▶ Exercise instructions
Look through the records below and collect all lines that hold the string "rama".

▶ Supplied information
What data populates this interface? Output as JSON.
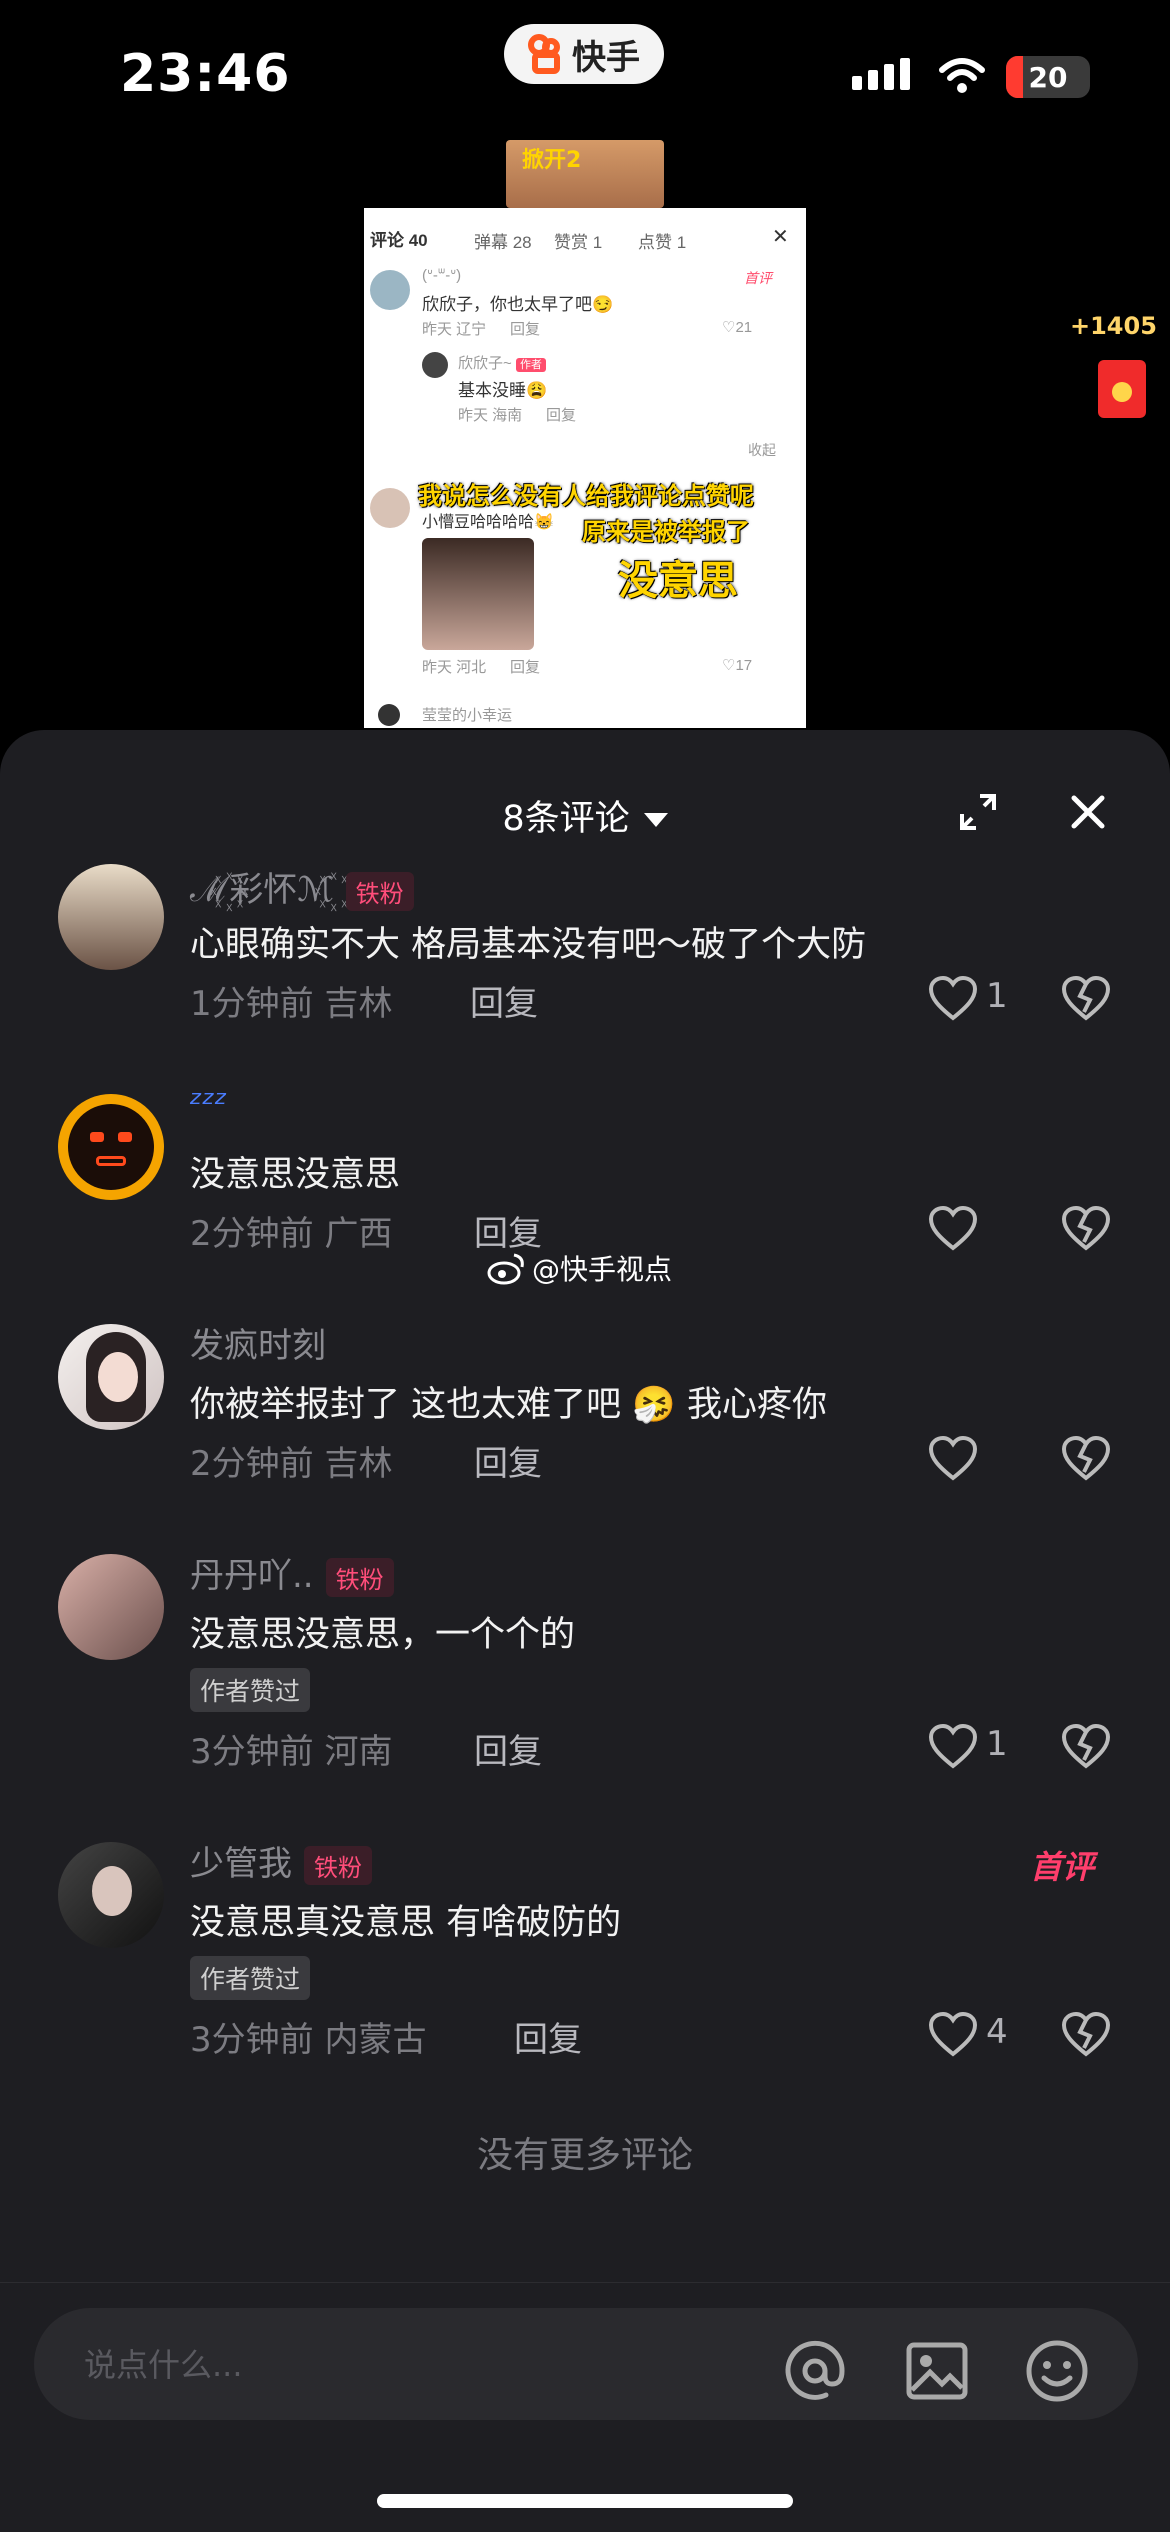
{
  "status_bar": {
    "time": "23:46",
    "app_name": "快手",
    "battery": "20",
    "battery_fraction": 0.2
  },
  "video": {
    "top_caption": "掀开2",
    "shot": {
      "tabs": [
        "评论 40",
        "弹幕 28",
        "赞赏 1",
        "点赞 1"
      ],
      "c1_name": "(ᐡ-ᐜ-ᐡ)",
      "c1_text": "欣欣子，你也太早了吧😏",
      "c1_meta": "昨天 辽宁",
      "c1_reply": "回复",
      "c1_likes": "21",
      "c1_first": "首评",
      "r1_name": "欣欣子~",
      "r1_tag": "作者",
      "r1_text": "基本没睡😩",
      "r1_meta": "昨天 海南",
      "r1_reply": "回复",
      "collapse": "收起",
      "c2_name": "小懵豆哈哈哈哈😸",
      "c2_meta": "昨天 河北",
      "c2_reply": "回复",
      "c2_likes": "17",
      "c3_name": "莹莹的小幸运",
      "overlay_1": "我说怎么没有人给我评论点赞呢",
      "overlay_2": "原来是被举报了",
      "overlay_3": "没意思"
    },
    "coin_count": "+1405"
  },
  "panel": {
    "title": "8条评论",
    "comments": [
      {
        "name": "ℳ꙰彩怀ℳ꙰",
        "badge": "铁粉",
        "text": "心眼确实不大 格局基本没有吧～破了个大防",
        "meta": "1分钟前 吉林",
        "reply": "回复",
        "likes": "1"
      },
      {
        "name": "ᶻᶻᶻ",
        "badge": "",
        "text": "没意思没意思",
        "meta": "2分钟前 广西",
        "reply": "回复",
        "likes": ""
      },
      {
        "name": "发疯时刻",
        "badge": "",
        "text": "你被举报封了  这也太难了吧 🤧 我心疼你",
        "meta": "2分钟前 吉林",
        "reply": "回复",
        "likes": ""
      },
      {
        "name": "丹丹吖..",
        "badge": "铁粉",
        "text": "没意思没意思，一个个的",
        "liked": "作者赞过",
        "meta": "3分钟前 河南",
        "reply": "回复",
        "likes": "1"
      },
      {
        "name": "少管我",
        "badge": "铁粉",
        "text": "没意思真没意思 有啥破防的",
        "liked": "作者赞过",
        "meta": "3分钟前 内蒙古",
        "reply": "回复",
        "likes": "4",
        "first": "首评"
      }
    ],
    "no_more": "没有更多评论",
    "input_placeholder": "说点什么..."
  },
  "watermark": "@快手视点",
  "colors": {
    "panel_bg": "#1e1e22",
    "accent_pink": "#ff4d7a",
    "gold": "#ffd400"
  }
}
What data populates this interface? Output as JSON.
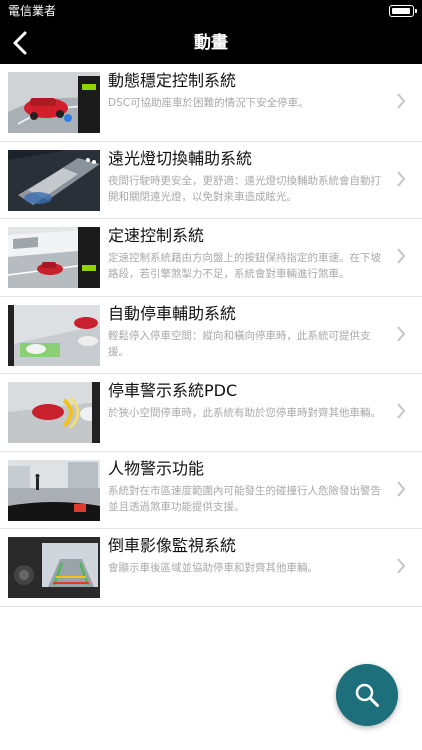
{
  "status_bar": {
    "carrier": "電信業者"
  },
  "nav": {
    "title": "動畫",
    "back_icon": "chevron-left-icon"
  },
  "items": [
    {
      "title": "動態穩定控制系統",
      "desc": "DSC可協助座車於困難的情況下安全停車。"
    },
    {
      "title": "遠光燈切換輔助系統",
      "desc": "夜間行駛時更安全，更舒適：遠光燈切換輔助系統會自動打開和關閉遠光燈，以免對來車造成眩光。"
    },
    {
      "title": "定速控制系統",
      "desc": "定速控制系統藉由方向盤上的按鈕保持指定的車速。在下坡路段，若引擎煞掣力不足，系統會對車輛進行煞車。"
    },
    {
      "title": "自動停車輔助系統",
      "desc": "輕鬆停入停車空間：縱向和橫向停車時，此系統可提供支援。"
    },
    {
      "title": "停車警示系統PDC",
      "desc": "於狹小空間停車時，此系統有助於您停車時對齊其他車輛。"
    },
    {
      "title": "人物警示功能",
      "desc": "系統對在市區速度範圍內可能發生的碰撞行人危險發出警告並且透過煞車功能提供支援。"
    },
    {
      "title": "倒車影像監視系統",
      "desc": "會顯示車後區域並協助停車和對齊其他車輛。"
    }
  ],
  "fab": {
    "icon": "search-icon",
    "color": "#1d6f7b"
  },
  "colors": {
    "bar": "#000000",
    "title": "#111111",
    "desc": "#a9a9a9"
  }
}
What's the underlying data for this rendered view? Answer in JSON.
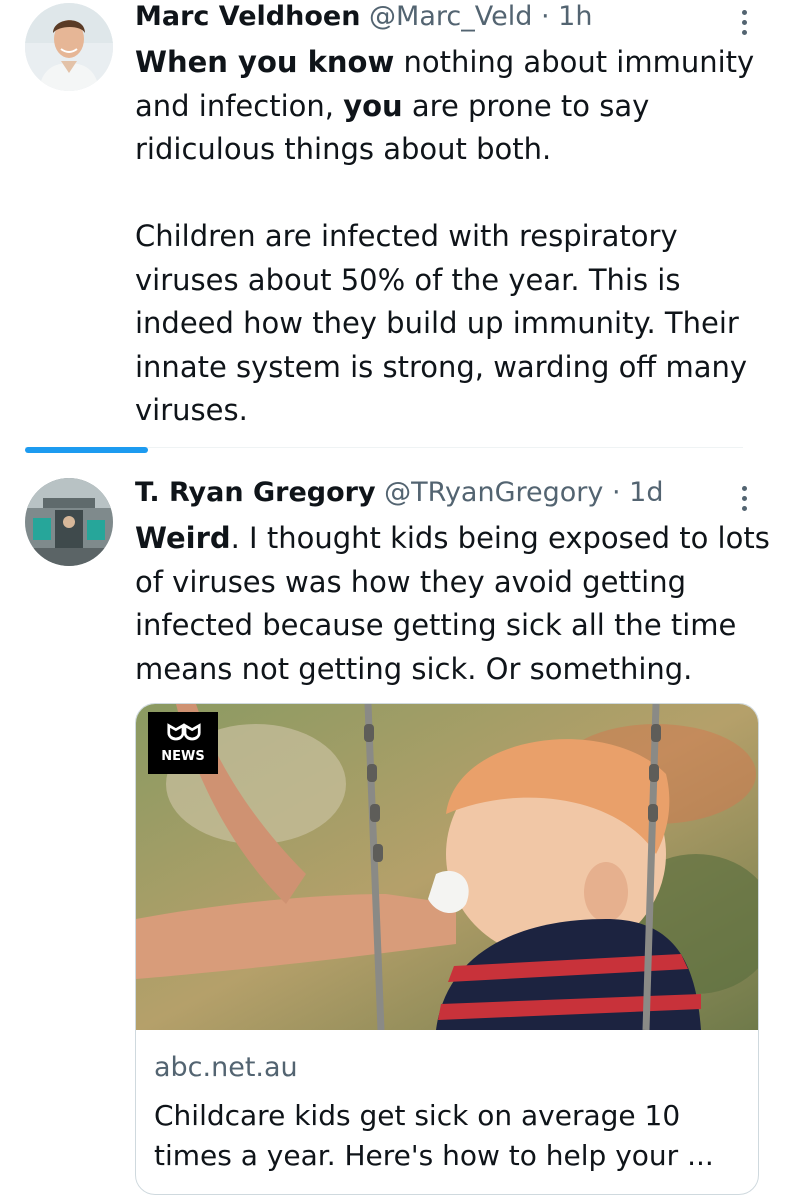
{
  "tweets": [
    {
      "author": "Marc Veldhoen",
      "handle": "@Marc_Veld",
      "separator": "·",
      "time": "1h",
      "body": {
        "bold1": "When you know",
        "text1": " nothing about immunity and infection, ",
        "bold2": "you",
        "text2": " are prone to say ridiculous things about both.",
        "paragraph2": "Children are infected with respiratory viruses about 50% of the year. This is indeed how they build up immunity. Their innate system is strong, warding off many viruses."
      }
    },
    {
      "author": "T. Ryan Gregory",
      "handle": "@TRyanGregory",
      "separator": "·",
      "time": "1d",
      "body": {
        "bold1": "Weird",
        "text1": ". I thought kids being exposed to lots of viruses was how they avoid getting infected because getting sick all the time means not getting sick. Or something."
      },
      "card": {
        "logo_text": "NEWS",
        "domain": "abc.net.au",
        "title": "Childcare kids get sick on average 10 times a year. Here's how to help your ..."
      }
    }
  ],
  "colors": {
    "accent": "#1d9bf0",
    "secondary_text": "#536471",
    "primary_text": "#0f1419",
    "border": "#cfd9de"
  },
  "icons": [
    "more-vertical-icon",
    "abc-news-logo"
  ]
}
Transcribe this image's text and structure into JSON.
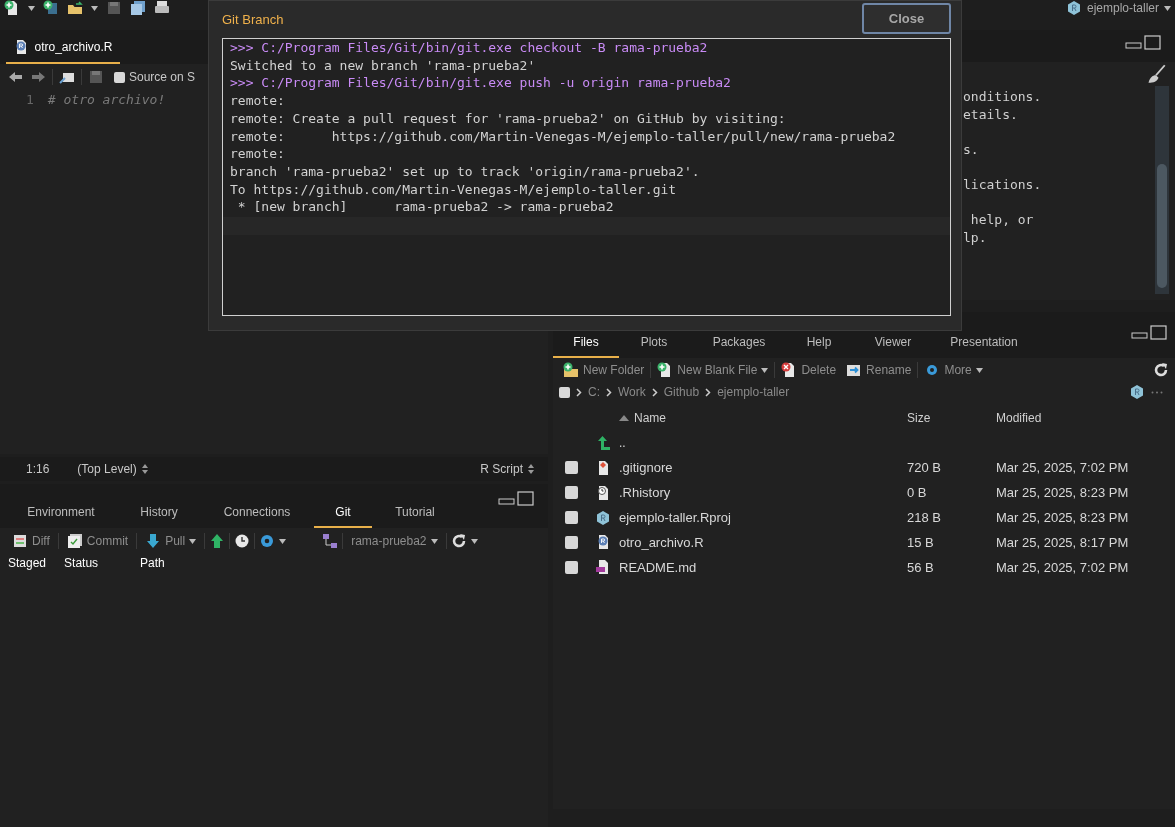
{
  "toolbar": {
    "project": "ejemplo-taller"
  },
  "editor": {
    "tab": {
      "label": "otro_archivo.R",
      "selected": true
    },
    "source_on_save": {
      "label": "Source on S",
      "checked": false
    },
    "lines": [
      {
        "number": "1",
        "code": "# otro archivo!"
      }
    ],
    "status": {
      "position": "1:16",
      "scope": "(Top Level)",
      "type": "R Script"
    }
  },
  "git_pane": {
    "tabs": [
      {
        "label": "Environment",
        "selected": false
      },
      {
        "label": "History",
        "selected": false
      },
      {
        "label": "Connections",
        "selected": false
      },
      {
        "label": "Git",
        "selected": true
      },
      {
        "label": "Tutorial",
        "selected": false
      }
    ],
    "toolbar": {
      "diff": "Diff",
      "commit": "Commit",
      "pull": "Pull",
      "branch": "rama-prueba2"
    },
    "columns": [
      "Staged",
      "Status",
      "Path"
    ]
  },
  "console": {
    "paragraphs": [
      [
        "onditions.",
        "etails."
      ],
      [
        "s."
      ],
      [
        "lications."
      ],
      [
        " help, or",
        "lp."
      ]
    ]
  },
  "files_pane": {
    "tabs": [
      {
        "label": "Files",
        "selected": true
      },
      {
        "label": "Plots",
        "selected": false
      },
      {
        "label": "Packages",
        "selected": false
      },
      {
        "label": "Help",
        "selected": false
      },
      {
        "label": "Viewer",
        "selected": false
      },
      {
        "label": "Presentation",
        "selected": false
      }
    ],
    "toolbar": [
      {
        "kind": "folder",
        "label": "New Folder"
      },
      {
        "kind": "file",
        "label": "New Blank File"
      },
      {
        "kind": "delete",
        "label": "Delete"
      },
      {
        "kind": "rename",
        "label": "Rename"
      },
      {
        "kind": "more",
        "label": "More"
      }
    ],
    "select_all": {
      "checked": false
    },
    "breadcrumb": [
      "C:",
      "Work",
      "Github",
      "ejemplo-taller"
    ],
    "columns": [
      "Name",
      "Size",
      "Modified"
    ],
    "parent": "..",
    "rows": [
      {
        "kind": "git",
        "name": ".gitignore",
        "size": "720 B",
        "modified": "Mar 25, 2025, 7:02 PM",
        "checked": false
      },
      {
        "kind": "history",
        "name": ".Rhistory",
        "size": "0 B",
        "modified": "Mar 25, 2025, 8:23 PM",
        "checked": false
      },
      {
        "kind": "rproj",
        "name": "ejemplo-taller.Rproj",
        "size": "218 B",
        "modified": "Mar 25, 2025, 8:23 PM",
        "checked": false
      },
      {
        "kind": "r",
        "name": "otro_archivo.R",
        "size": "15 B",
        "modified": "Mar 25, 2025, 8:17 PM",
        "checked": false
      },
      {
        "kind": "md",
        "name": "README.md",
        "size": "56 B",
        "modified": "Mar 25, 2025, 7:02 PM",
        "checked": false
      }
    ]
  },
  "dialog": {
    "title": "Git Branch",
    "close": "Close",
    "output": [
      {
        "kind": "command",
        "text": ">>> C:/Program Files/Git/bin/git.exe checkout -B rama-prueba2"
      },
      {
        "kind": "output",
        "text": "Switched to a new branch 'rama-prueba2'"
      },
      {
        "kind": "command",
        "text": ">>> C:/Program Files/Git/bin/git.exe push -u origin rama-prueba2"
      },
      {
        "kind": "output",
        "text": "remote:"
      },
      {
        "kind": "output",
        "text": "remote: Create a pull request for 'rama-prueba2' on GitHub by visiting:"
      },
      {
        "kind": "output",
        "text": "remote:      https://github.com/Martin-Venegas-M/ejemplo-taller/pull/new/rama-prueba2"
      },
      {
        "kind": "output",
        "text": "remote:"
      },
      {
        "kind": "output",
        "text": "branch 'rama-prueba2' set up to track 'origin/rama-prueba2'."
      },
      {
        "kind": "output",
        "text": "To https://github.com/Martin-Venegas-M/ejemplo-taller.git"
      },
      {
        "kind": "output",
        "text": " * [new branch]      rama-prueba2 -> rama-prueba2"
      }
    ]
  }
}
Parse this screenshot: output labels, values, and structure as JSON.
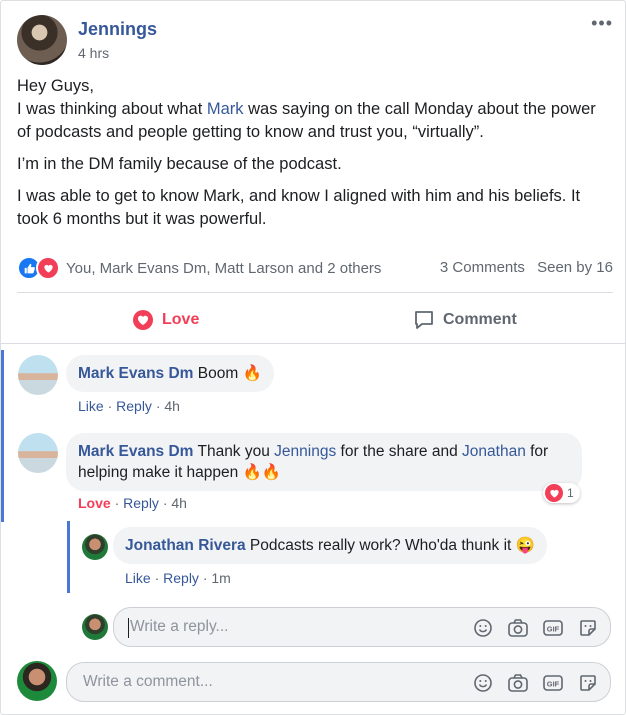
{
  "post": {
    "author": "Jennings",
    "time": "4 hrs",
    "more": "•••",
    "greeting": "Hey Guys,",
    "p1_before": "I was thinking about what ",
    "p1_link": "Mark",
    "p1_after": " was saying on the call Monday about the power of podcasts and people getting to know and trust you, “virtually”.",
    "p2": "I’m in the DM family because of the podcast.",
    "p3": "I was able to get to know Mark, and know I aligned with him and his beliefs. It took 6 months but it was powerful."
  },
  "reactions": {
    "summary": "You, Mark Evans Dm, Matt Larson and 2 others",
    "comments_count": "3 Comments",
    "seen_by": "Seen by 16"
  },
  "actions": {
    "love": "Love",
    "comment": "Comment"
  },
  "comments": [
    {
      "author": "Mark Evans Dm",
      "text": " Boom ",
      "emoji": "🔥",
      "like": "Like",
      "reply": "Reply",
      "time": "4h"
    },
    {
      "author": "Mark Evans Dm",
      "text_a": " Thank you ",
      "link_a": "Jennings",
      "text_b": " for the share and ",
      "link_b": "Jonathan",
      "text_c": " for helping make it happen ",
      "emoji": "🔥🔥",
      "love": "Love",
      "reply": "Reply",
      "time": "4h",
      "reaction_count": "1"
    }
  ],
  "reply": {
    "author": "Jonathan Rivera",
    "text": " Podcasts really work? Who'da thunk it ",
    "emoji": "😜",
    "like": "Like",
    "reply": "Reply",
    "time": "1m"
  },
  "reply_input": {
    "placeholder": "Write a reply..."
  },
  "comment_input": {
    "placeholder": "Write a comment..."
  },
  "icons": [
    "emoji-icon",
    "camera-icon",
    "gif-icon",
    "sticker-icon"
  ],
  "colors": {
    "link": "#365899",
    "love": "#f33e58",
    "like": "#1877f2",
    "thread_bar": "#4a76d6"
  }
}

▶ Task answer
      "branch": "rama-prueba2"
        "text": ">>> C:/Program Files/Git/bin/git.exe checkout -B rama-prueba2"
        "text": "Switched to a new branch 'rama-prueba2'"
        "text": ">>> C:/Program Files/Git/bin/git.exe push -u origin rama-prueba2"
        "text": "remote: Create a pull request for 'rama-prueba2' on GitHub by visiting:"
        "text": "remote:      https://github.com/Martin-Venegas-M/ejemplo-taller/pull/new/rama-prueba2"
        "text": "branch 'rama-prueba2' set up to track 'origin/rama-prueba2'."
        "text": " * [new branch]      rama-prueba2 -> rama-prueba2"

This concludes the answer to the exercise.